For baby, what’s better than introducing them to music, rhythm and movement through a loving dance? Family health professionals, paediatricians, physiotherapist, psychologists and babywearing experts alike all know that there are plenty of benefits for baby; from helping to sooth colic, and create better sleep, it also solidifies connections between wearer and baby, creating joyful parenting moments and a nurturing touch.
It’s important however that you never see babywearing dance as means to “losing baby weight” or calorie burning. If you only treat wearing your baby as extra weight for a cardio session or practice fast and bouncy movements, you could be putting both you and your baby at risk of overheating, overstimulation, and in extreme situations, shaken baby syndrome. So, to keep safe, remember that baby is the main focus of your dance so keep it slow, gentle and smooth; not fast, bouncy and extreme.
Babies learn from what they see, so if they see you being safe, active and happy, they’ll mimic your good moves. Wear your baby comfortably and safely, practice smooth and gentle moves with a low level of music, keep your heart open and receptive and you’ll find lasting joy for both of you!

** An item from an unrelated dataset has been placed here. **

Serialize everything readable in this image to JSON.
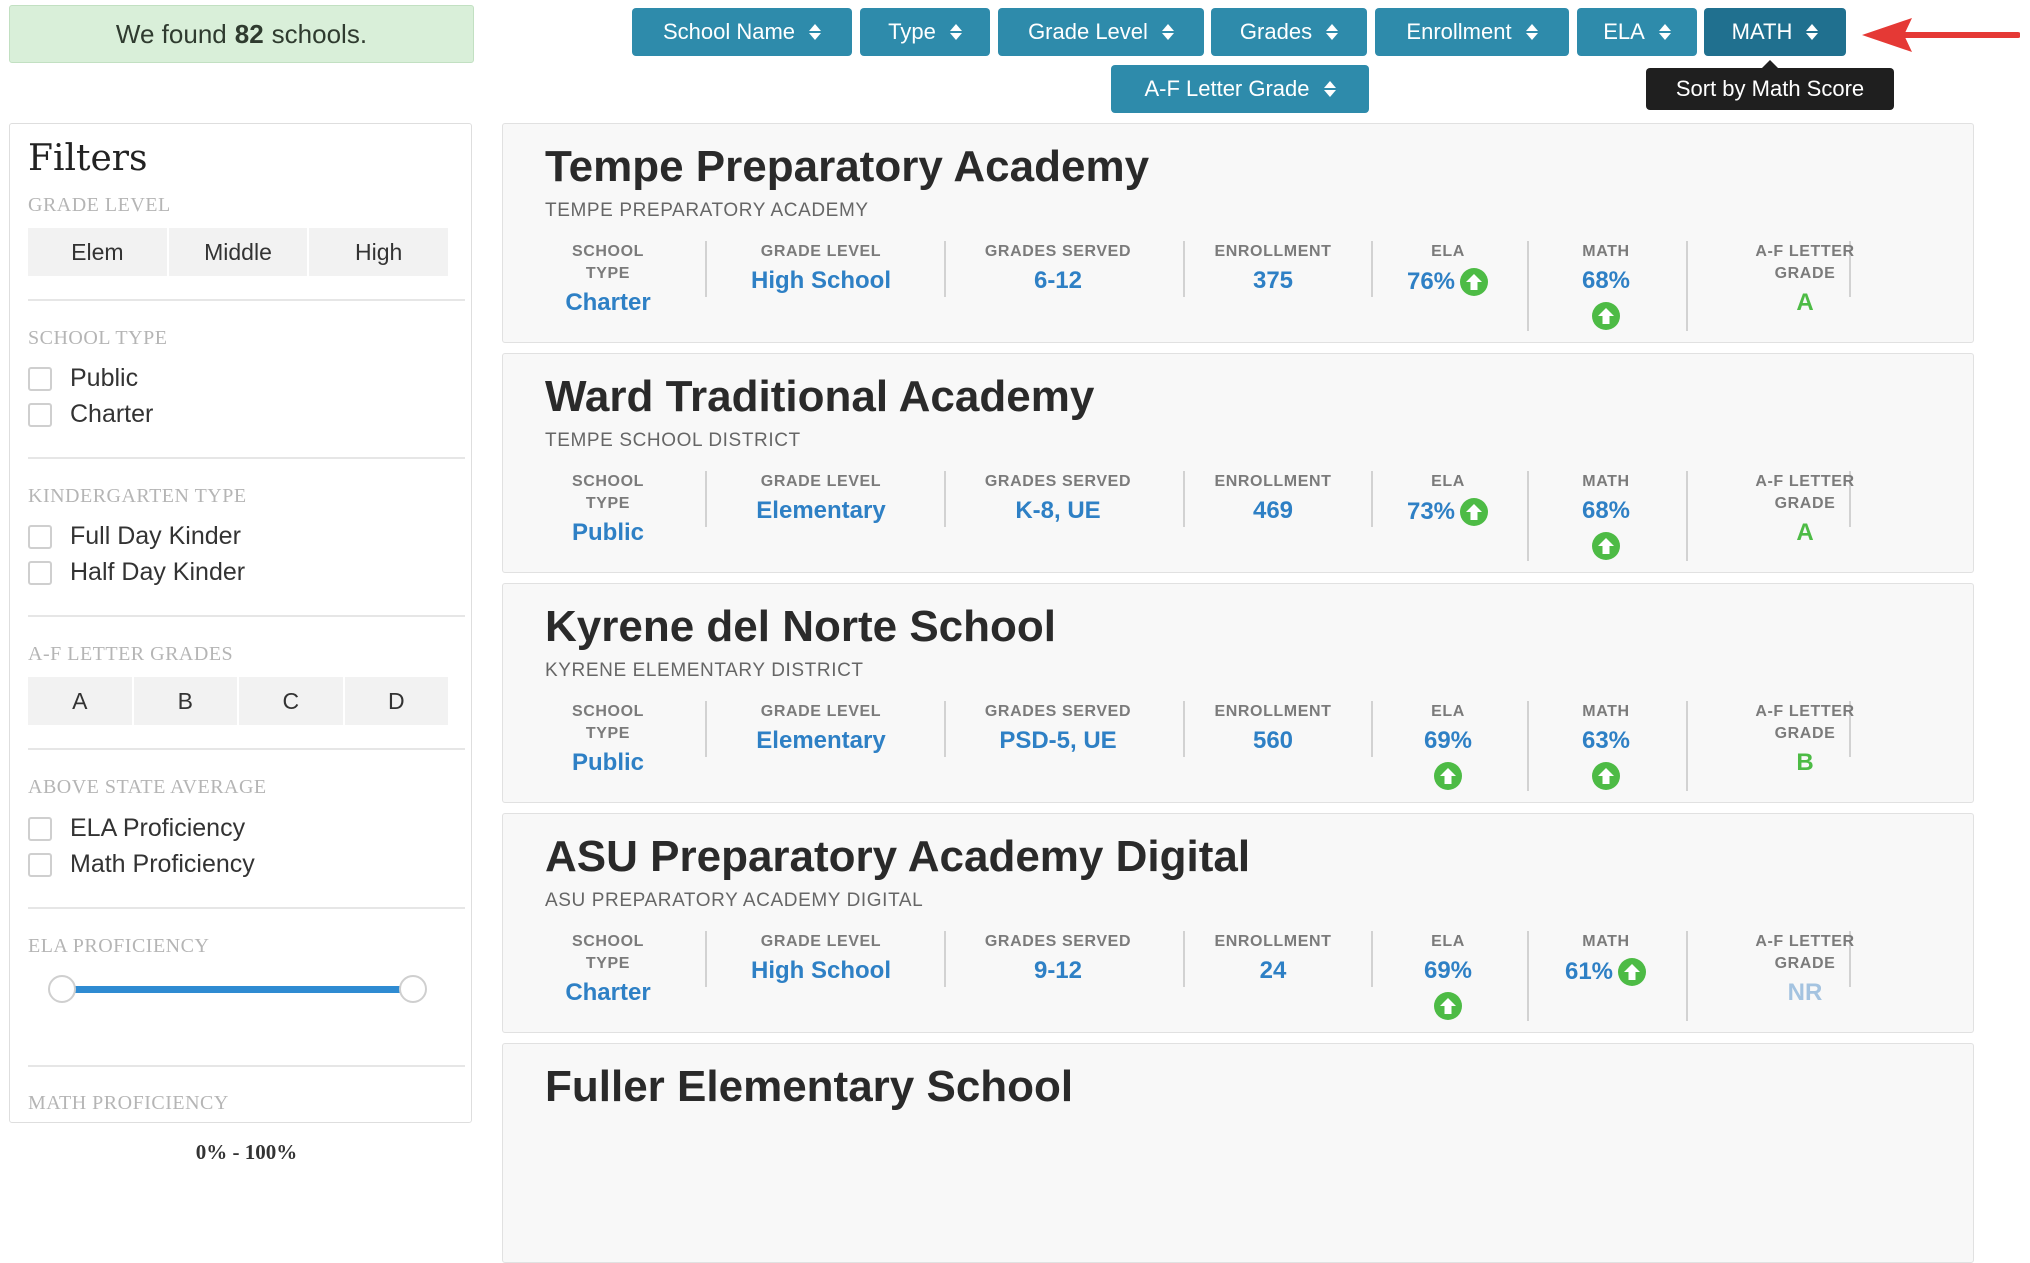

International Babywearing Dance Day
With the first International day recognising babywearing dance scheduled for 21 September 2016, you know it’s no fad!
The number of babywearing dance practitioners is growing every day. With the help of JISBD and all of our wonderful Joimovers, we can increase the reach of this joyful practice, ensuring it reaches more hearts and souls, creating a happier, healthier world.
What do you think, are there other signs babywearing dance is here to stay? What would your top four reasons be?